Back in 2011, TorrentFreak did a survey of third party VPN services in response to some high-profile incidents in which companies running VPNs ratted out their customers. Recently, TorrentFreak did a similar survey that had a fairly striking omission–TorrentFreak didn’t include and apparently didn’t bother to even ask its questions of AirVPN, which I and others concluded was the best VPN available based on its 2011 survey. TorrentFreak hasn’t explained why AirVPN was left out, but AirVPN went ahead and answered TorrentFreak’s questions in their user forums, and TorrentFreak finally got around to updating its original story to include AirVPN’s answers.

Anyway, since I don’t like the format in which TorrentFreak offered up the answers, here are their questions with AirVPN’s answers, which  highlight why I continue to be a loyal AirVPN customer.

1. Do you keep ANY logs which would allow you to match an IP-address and a time stamp to a user of your service? If so, exactly what information do you hold and for how long?

No, we don’t keep any log that might be exploited to reveal customers’ personal data during connections, including real IP address. For example OpenVPN logs are sent to /dev/null (Air is based on OpenVPN). Our privacy policy is available here: https://airvpn.org/privacy

On top of that our VPN servers do not maintain any account database.

2. Under what jurisdictions does your company operate and under what exact circumstances will you share the information you hold with a 3rd party?

Italy. We do not share any information with any 3rd party.

3. What tools are used to monitor and mitigate abuse of your service?

Automatic triggering based on patterns to detect and if possible block as soon as possible various types of attacks (for example UDP floods) against or from our servers.

4. In the event you receive a DMCA takedown notice or European equivalent, how are these handled?

They are ignored. Now and then we reply asking for a more substantiated proof and asking to disclose the technical method according to which a takedown notice has been prepared, but so far none of the entities we queried disclosed such information, in absence of which the notices pertaining to p2p are simply vague and unproven claims from some private entity.

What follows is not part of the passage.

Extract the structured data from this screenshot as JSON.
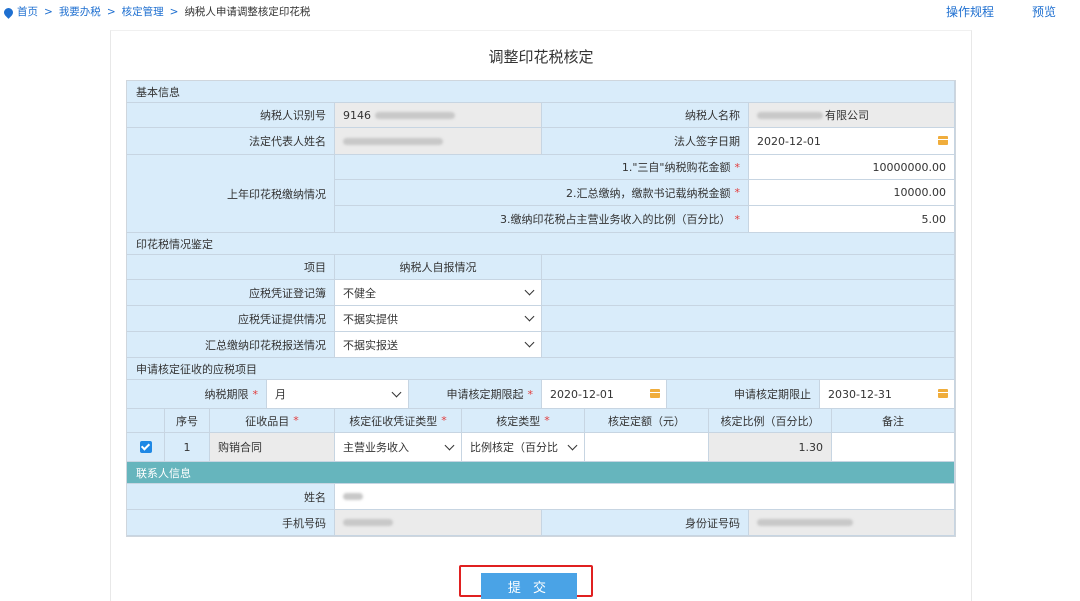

5. What steps are taken when a valid court order requires your company to identify an active user of your service?

No help can be given about past connections because we don’t log, monitor or inspect our clients traffic, and we don’t and can’t require a proof of identity from our customers. However, if the court order pertains to presumed actions which infringe our Terms of Service and in particular that in any way violate, directly or indirectly, or aid the violation of, the ECHR, we can try to help the court in the best way we can with subsequent investigations and if possible with the help of proper and competent authorities.

6. Is BitTorrent and other file-sharing traffic allowed on all servers? If not, why?

Yes. p2p protocols are perhaps a set of the most exciting protocols invented in the last 12-13 years, so they are actively encouraged on every server. We do not discriminate against any application or protocol, in compliance with our mission and to stay a mere conduit of data.

7. Which payment systems do you use and how are these linked to individual user accounts?

We accept Bitcoin, many credit cards, PayPal. Each payment is linked to an account only in order to provide service delivery and to comply to our refund policy.

8. What is the most secure VPN connection and encryption algorithm you would recommend to your users?

We put into practice the recommendations of security expert and best practices on our setup, based exclusively on OpenVPN with the following features:

Data Channel: AES-256-CBC
Control Channel: HMAC SHA1
RSA keys size: 2048 bit
PFS (Perfect Forward Secrecy): yes. TLS re-keying is performed by default every 60 minutes through DHE as well as at each new connection. As an additional option the re-keying time interval can be lowered by the client unilaterally.

The client key is used to authorize the access to the system, not to encrypt the data channel, so that even if an adversary catches the client private key, the client traffic can’t be decrypted.